Also in the back of his mind is the fact that information regarding the biologic effects of giving someone hormones before they’ve actually gone through puberty are relatively unknown. Things such as bone density or bone development haven’t been well studied in transgender youth who begin hormone therapy at an early age. And, while it is believed that there are only mild interactions between antiretroviral therapy and hormones prescribed for gender reassignment, the potential for long-term side effects as a result of combining the two is not very well understood at all.
In fact, knowledge about this “overlooked and misunderstood” community in general is very limited. And Garofalo’s concern for these young people runs much deeper than determining the appropriate time to begin hormone therapy in them or even HIV prevention and care, for that matter. The needs of young transgender people, he suggests, are far more extensive than many people realize.
“I feel that a lot of places are interested in serving transgender youth, but only when they become HIV-positive, because that’s where all the funding is,” he explains. “But this community has primary care and prevention needs certainly long before they could have put themselves at risk of becoming HIV-positive. I don’t think they’re being well served when we only see them through an HIV prism.”

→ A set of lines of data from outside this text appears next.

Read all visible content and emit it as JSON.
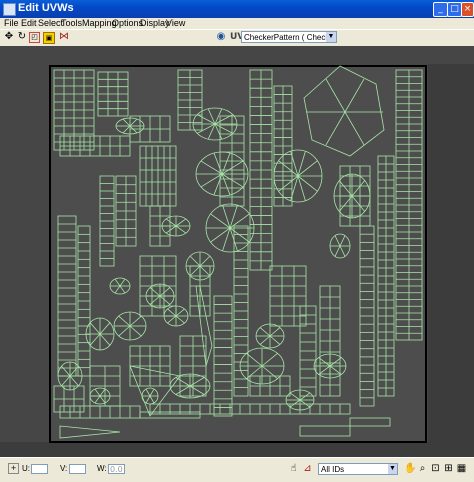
{
  "window": {
    "title": "Edit UVWs"
  },
  "menu": [
    "File",
    "Edit",
    "Select",
    "Tools",
    "Mapping",
    "Options",
    "Display",
    "View"
  ],
  "toolbar": {
    "uv_label": "UV",
    "texture_select": "CheckerPattern  ( Checker )"
  },
  "status": {
    "u_label": "U:",
    "v_label": "V:",
    "w_label": "W:",
    "u_value": "",
    "v_value": "",
    "w_value": "0.0",
    "id_filter": "All IDs"
  },
  "colors": {
    "viewport_bg": "#464646",
    "uv_edge": "#a8e6a8",
    "uv_frame": "#000000"
  },
  "icons": [
    "move-icon",
    "rotate-icon",
    "scale-icon",
    "freeform-icon",
    "mirror-icon",
    "texture-icon",
    "lock-icon",
    "filter-icon",
    "pan-icon",
    "zoom-icon",
    "zoom-region-icon",
    "zoom-extents-icon",
    "grid-icon"
  ]
}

|“A lot of places are interested in serving transgender youth,
but only when they become
HIV-positive, because that’s where all the funding is.”
Realistically speaking, the odds that a young transgender person could prioritize HIV prevention and treatment among the exhaustive list of other issues and concerns facing them—including, but not limited to, finding gainful employment, establishing healthy social support networks, negotiating relationships with family and friends, and the stigma associated with simply being a transgender person—are slim to none.

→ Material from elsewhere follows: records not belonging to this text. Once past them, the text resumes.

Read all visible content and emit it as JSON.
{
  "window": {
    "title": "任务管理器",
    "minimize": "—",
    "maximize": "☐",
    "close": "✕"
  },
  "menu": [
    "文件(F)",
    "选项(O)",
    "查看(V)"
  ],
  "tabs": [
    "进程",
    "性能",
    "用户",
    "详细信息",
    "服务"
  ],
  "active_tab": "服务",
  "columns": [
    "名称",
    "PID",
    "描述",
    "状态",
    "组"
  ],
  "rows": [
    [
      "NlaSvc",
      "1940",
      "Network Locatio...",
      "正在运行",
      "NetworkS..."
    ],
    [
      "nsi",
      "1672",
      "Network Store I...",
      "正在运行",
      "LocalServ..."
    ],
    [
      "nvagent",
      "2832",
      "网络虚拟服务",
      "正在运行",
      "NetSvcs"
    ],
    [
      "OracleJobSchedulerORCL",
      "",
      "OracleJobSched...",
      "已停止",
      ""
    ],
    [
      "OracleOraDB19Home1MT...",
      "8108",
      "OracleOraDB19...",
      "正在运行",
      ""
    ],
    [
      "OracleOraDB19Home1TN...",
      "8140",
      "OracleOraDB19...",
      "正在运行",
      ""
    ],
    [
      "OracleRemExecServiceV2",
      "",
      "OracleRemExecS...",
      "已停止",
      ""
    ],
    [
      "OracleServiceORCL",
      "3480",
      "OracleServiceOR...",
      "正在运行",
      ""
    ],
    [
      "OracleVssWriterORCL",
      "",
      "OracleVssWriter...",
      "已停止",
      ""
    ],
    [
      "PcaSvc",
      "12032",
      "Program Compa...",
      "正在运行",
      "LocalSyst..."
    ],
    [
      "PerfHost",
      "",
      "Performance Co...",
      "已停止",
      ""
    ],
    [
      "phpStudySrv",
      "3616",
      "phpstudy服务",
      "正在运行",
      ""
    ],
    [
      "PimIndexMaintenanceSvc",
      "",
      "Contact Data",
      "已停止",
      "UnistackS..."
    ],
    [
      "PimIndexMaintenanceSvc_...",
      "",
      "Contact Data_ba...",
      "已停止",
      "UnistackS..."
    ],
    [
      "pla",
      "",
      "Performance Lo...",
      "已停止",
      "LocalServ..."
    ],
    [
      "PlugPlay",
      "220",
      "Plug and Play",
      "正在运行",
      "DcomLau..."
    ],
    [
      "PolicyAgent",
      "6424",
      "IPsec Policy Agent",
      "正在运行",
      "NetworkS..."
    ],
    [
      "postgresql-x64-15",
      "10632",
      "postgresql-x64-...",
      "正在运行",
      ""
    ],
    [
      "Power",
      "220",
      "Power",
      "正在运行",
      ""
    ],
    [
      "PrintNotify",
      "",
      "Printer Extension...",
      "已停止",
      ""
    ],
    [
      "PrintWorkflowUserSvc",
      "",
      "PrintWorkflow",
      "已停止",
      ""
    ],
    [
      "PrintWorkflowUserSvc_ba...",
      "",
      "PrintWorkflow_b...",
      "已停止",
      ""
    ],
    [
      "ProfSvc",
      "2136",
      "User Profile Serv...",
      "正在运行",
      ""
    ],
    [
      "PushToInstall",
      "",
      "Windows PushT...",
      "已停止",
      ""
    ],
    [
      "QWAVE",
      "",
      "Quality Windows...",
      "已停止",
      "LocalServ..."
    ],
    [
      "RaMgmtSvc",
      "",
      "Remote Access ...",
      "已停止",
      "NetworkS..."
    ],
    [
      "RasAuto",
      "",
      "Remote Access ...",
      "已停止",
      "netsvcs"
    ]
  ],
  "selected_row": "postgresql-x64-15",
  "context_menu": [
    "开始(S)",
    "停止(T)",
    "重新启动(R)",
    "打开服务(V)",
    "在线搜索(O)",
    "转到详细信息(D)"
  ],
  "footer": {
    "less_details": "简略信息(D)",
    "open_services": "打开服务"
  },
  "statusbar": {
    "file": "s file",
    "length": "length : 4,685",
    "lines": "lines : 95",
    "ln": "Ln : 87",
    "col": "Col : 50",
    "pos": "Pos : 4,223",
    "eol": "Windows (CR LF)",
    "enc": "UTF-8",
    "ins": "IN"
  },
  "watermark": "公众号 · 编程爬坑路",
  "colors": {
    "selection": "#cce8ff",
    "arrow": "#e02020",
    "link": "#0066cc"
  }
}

“Yes, HIV is a part of this puzzle, but we really need to see them as whole individuals. And that extends far beyond their identification as HIV-positive individuals or people at risk for HIV,” said Garofalo.
The problem, though, is that culturally competent services for transgender youth, especially for anything not relating to HIV, are extremely rare. This is largely due to the fact that the limited amount of resources available for services to this population comes by way of money allocated for HIV-specific services. And, until recently, even that money was lumped into the same chunk of resources that were allocated for services geared towards men who have sex with men (MSM).
As a gay man, Garofalo can completely relate to the challenges that young transgender people face with accessing respectful services and culturally competent health care. He is keenly aware, though, of the fact that being transgender is a totally different construct from being gay.
“When I was a young person, if I wasn’t ready to be out about my identity because I didn’t think that my family could handle it or financially I didn’t think I could be on my own or for whatever reason, if I wanted to hide my sexuality or my identity, I could do that,” he says. “And we could argue whether that’s healthy for me or not in the long run, but at least the option was mine. For transgender people, on the other hand, who feel like they are trapped inside the wrong body, they don’t really have that choice.”
“The transgender youth community is really one that has challenged me as a clinician, and as an academic, in ways that are much more gratifying and, at times, frustrating than any other population of youth that I’ve worked with,” he says. “Because the challenges and the stigma that they face are exponentially more difficult in some ways than even those which gay men face.”
That said, Garofalo is committed to ensuring that transgender youth have access to the services they need in order to live productive, healthy lives.
“Health care is a human right,” he says. “And everyone deserves access to quality healthcare and to services.”